How Do You Choose a Winter Bike?
Stability: One reason the number of cyclists decreases so dramatically in the winter, is that cycling on ice and snow is scary. On the right bike, it is much less so. A winter bicycle should handle well on slippery, snowy, muddy and plow-ravaged winter roads. City bicycles and mountain bikes tend to do best in this respect. Those who commute on aggressive bikes during the warmer months may prefer a more relaxed and more upright bike for winter, with wider tires. If there is a great deal of snow where you live, studded tires could be a good idea, or at least knobby tires. Tame, predictable handling becomes much more important than speed in the winter months. Stepover is another factor to consider. A slippery road surface can make it easier to lose one's balance when mounting and dismounting a bike, and even those who normally ride diamond frames might prefer their winter bike to have a step-though frame or a sloping top tube.
Reliability: Related to the above, it is important that the bicycle's crucial functions - in particular, braking power and shifting ability - are not compromised by winter conditions. Rim brakes and derailleur gears can function poorly (or not at all) if clogged with snow or frozen over, which is why many prefer for their winter commuter to have enclosed hub brakes and hub (or single speed) gearing.
Durability: Understandably, cyclists may not want to expose their nice bikes to freezing temperatures and road salt, for fear that doing so might damage the frame and components. This is why some recommend getting a "beater bike" for the winter. Personally I am uncomfortable with this advice, because a beater bike is unlikely to be reliable (see above). The approach I prefer is to get a bike that is not vulnerable to the elements in the first place. A tough paintjob, stainless and aluminum components where possible, hub gears and a chaincase should get your bike through the winter relatively unscathed with little maintenance.
Visibility: Not only does it get dark much earlier in the winter months, but snowfall can further decrease visibility - making good lighting more crucial than ever.
Presentability: Just because it's winter, does not mean that we are no longer expected to look presentable at work. With road conditions messier than ever, it is important that a winter bicycle be equipped with features that protect the cyclist's clothing: full fenders, and ideally a chaincase or chainguard.
Taken together, these features suggest a number of candidates that could work especially well as winter bikes.

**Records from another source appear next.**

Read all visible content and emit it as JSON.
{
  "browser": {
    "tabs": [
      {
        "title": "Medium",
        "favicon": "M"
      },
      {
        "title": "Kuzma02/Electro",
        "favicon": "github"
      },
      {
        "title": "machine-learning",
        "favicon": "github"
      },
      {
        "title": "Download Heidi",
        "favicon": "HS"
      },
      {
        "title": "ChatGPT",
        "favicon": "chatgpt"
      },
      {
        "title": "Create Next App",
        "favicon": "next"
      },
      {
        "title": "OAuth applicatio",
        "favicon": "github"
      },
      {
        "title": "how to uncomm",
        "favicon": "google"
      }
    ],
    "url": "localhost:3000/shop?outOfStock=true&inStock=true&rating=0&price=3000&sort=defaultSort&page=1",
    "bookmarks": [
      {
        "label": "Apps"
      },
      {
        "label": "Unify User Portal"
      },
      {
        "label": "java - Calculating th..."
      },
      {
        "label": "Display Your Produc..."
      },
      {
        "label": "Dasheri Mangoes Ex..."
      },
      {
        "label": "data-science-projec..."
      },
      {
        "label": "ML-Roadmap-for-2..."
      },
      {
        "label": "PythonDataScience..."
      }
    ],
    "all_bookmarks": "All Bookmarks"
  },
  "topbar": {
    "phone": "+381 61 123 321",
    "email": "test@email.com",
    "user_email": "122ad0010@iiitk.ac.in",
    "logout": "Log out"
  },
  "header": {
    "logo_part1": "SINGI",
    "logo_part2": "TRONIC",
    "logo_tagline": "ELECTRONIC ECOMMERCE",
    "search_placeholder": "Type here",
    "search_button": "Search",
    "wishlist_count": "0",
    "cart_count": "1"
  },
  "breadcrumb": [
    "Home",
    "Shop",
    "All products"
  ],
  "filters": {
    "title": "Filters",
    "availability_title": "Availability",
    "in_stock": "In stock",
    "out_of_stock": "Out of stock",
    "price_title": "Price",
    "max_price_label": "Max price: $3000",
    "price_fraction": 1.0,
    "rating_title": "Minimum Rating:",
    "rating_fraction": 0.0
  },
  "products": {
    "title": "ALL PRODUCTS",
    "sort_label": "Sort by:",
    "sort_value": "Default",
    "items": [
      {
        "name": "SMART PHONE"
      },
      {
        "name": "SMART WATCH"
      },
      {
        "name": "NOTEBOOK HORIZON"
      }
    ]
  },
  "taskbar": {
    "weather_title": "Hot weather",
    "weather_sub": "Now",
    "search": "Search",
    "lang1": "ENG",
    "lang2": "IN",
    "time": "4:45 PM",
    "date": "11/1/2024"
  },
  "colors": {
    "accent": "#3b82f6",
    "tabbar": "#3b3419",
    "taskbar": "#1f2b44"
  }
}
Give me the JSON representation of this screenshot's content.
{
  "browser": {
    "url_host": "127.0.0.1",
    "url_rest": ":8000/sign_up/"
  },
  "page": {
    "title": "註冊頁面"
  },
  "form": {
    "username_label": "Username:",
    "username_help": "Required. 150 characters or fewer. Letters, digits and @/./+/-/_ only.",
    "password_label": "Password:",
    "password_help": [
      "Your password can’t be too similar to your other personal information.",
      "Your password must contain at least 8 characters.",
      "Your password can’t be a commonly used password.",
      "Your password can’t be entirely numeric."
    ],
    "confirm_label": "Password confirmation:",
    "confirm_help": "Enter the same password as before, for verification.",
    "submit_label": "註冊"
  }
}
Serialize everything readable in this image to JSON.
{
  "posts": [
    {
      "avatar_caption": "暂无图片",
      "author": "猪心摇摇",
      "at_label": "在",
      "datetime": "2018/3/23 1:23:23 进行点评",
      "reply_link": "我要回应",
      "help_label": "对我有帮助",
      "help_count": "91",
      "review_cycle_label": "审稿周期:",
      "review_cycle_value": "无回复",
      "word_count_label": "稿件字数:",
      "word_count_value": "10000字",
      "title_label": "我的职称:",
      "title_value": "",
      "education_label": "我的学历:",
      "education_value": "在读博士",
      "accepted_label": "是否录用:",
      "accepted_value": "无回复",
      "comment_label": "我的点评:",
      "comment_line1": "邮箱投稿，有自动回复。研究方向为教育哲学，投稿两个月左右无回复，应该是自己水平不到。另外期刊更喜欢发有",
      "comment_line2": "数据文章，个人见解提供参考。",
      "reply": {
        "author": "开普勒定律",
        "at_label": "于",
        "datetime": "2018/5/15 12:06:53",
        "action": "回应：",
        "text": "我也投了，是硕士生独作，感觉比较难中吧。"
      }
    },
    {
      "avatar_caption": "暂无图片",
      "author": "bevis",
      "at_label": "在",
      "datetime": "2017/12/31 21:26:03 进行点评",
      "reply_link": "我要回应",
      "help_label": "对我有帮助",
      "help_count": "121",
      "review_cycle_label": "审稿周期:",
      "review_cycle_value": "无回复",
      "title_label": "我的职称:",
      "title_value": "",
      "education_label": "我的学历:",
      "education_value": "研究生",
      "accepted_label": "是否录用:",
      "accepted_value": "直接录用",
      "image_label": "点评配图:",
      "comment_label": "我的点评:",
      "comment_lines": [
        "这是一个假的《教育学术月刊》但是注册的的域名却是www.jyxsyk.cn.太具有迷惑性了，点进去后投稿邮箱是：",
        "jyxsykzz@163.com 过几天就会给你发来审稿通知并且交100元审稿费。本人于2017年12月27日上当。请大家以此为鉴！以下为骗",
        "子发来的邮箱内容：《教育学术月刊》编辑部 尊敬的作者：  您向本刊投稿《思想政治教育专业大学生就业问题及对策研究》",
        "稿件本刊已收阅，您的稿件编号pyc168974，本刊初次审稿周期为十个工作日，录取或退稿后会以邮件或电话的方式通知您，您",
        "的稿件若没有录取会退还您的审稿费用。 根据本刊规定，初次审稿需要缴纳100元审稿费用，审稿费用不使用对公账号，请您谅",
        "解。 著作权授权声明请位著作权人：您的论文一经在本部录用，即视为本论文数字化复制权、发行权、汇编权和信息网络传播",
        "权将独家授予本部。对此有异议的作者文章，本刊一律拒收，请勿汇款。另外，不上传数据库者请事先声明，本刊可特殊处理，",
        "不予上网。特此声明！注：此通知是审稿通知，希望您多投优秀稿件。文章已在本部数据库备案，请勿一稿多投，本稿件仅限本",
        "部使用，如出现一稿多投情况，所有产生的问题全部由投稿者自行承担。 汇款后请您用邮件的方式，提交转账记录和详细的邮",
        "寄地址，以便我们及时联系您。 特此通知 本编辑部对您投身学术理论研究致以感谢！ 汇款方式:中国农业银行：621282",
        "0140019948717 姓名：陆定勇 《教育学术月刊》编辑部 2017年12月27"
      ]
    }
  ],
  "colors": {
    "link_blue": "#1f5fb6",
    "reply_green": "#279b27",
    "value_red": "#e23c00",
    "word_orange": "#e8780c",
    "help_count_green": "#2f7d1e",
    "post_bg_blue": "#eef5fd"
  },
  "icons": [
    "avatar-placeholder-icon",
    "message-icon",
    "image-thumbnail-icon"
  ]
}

If buying new, fully equipped classic city bikes are worth looking into: They already offer hub gears, hub brakes, a full chaincase, a resilient powdercoated frame, stable handling, generous fenders and reasonably wide tires. Recently I wrote about city bikes with mountain bike heritage, which might be particularly appropriate due to their super-stable handling. For those who prefer to put a bike together from scratch, frames with horizontal dropouts (suitable for hub and single speed conversion) and clearances for reasonably wide tires are now easily available from a number of manufacturers: Soma, Surly, Rawland, Rivendell, Salsa and Velo Orange are just a few that come to mind. For extreme conditions there are even all-terrain models that will fit monstrously wide tires, such as the Surly Pugsley and Moonlander, and the Salsa Mukluk. If you prefer to refurbish a used bicycle, an old mountain bike converted to a single speed and fitted with some upright handlebars could work nicely. Same with a vintage 3-speed, fitted with a modern wheelset with hub brakes.
It goes without saying that not everything mentioned here will be applicable to every cyclist who reads this. The kind of winter bike that is ideal for you will depend on everything from the harshness of your winters, to the character of your route, to your bike handling skills, to your bike storage situation, to the amount of time you are willing to devote to bike maintenance, and to the type of clothing you wear when cycling for transportation. Your current bike may already be a winter bike, either as is or with minor modifications. Or you may need to get an additional bike specifically for winter cycling. My own preference gravitates toward classic city bicycles, and those I've owned have made great winter bikes. But I've been increasingly curious to try a mountain bike with knobby tires and see how that compares. What is your idea of a winter bike?